Native to Southern Europe and Western Asia, Cypress essential oil is derived from tall evergreen trees. Cypress has a fresh, clean aroma that’s energizing and refreshing. Cypress is frequently used in spas and by massage therapists.
Cypress grows well in arid climates, especially in the high altitude regions of Mt. Kenya and is a great source of additional income for small-scale farmers. Many farmers have since planted Cypress trees as a natural fence or windbreak and harvest them after they are fully mature and sell them for timber. Once the trees have been harvested, farmers replant their farms and repeat the cycle.
An Additional Stream of Income
It takes 10 to 20 years for Cypress trees to grow large enough to be sold for timber, but during those years, the trees still require work and maintenance. For Cypress to be sold as timber, it must grow straight and tall. Farmers must therefore prune the lower branches of the trees as they mature. The pruned branches have historically been thrown away or burned as they have had no commercial value.

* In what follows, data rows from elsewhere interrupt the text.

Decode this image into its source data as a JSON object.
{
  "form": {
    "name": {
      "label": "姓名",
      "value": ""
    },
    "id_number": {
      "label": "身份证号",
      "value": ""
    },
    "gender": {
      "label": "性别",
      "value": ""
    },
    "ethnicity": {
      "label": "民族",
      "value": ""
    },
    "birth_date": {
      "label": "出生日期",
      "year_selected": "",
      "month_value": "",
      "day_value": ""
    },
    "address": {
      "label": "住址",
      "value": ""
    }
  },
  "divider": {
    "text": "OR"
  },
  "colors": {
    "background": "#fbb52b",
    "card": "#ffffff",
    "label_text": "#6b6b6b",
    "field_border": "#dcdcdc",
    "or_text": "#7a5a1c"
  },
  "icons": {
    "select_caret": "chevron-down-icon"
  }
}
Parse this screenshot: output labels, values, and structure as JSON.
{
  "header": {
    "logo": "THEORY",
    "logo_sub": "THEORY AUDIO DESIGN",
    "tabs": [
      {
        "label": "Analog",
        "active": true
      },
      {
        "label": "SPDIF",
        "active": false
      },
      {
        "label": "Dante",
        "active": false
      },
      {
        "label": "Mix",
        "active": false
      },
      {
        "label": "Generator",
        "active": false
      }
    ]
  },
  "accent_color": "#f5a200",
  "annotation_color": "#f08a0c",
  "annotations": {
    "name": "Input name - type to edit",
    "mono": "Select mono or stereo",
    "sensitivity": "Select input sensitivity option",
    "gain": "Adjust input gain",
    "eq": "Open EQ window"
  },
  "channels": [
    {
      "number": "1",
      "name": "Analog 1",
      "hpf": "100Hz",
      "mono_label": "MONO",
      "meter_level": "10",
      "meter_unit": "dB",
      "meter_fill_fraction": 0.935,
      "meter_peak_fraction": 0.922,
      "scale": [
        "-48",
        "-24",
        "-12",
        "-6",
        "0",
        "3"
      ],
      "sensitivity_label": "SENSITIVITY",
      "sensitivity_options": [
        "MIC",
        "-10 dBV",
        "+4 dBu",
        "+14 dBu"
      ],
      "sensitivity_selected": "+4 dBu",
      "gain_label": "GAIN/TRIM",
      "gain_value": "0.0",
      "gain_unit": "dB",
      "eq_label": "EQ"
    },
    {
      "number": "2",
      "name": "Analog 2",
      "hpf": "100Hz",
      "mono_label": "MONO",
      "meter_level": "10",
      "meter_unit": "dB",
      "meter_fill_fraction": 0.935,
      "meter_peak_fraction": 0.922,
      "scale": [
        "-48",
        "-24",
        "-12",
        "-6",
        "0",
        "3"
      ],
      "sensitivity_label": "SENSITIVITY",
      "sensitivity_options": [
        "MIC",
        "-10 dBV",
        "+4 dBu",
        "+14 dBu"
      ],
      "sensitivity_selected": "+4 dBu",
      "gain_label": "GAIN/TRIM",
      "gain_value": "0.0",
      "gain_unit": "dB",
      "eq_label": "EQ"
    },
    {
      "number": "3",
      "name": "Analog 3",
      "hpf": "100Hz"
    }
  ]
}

However, the pruned branches can actually be distilled into a beautiful Cypress essential oil, which dōTERRA has started to produce from Kenya.
Using the Cypress branches for essential oil allows farmers to receive compensation for their care of the trees throughout the trees’ lifecycle. Instead of waiting up to 20 years for any revenue from the trees, they can receive revenue annually from the branches and then a larger payment at the end of the trees maturity. It provides them with an additional source of income that is often used to put their children through school or pay for other life necessities.
Meet Gregory and Anjelica Muriithi
Gregory and Anjelica Muriithi farm several essential oil crops for dōTERRA and grow Cypress in the Mt. Kenya region. Gregory loves that he is able to stay home and work together with his wife on his land. He gets to be with close to his family and community. He has found that in many ways, it is a better income and quality of life than working in the city. Gregory says it is so much better than his jobs in the past being told to “go here,” or “go there,” and he is using his additional Cypress revenue to provide himself and his family with a comfortable income in his retirement. Now, he says, “I am free.”